Knowing how to choose the right warmers in these situations is key as well. If snow and ice is getting wet, that means it’s warming up, which can lead to a decision to use leg and arm warmers instead of full-on tights and jackets. You’ll need to know if your warmers have any water barrier. Pactimo’s Alpine warmers have great thermal properties, along with good breathability, but they lack water resistance. Pactimo’s Storm warmers feature DWR (durable water repellent) and great wind resistance, but they lack the Alpine’s gear’s breathability.
Options to Consider:
Pactimo Alpine RT Warmers: Leg $60, Knee $50, Arm $45.Other options: Castelli Thermoflex Leg, $50, Knee $40, Arm $50.
Pactimo Storm + Warmers: Leg $60, Knee $40, Arm $35.Other options: Alé Klimatik Warmers: Leg $75, Knee $65, Arm $55.
GET OUT THERE

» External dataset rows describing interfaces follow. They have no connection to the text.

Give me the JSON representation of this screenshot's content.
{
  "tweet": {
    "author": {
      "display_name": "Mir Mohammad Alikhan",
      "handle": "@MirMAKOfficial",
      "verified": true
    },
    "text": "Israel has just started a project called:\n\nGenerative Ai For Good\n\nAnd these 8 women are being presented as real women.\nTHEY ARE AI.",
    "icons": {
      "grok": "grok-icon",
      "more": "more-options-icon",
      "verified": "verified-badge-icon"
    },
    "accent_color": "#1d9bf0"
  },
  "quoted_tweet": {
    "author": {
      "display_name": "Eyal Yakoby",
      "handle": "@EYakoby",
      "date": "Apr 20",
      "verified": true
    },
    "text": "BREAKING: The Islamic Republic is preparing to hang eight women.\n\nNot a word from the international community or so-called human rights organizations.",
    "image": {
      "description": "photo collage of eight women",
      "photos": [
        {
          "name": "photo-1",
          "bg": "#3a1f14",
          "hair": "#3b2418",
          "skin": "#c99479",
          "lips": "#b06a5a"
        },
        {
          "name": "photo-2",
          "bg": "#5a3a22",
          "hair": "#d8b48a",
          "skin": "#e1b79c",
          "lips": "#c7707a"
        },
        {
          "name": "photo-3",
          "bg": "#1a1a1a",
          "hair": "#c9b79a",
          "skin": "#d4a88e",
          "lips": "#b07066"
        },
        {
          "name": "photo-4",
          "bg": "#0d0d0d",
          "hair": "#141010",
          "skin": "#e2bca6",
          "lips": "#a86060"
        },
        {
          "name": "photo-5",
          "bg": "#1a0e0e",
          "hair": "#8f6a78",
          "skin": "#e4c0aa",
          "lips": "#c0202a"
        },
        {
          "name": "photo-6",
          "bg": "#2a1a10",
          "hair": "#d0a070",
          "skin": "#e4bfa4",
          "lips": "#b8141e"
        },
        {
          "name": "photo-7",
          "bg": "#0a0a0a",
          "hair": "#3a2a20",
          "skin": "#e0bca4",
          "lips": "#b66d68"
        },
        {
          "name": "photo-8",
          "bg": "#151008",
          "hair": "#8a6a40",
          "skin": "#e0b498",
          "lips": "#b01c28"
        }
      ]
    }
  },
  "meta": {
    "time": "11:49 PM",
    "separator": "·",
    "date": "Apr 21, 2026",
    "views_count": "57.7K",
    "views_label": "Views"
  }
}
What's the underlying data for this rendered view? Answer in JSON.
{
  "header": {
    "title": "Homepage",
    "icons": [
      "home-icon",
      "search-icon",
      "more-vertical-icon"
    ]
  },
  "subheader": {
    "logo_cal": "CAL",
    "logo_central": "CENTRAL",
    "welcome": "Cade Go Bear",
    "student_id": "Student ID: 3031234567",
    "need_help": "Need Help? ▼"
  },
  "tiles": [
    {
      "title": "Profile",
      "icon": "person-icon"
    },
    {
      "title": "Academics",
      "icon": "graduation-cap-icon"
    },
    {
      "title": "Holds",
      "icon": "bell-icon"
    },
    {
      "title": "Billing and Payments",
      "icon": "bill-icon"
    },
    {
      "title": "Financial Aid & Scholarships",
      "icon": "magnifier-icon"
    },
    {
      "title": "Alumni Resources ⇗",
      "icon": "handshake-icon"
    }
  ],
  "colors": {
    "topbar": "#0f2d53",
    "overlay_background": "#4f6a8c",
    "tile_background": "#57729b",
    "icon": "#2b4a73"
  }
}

Bike riding has plenty of challenges, but with today’s new apparel, staying warm on cold days doesn’t have to be one of them. That new apparel also means staying warm doesn’t need to be complicated or require layer after layer of clothing. Know the conditions, know your body and know your apparel. That’s all it takes to get out the front door for a ride when the polar vortex drops below the 50th parallel.
This story originally appeared in issue 83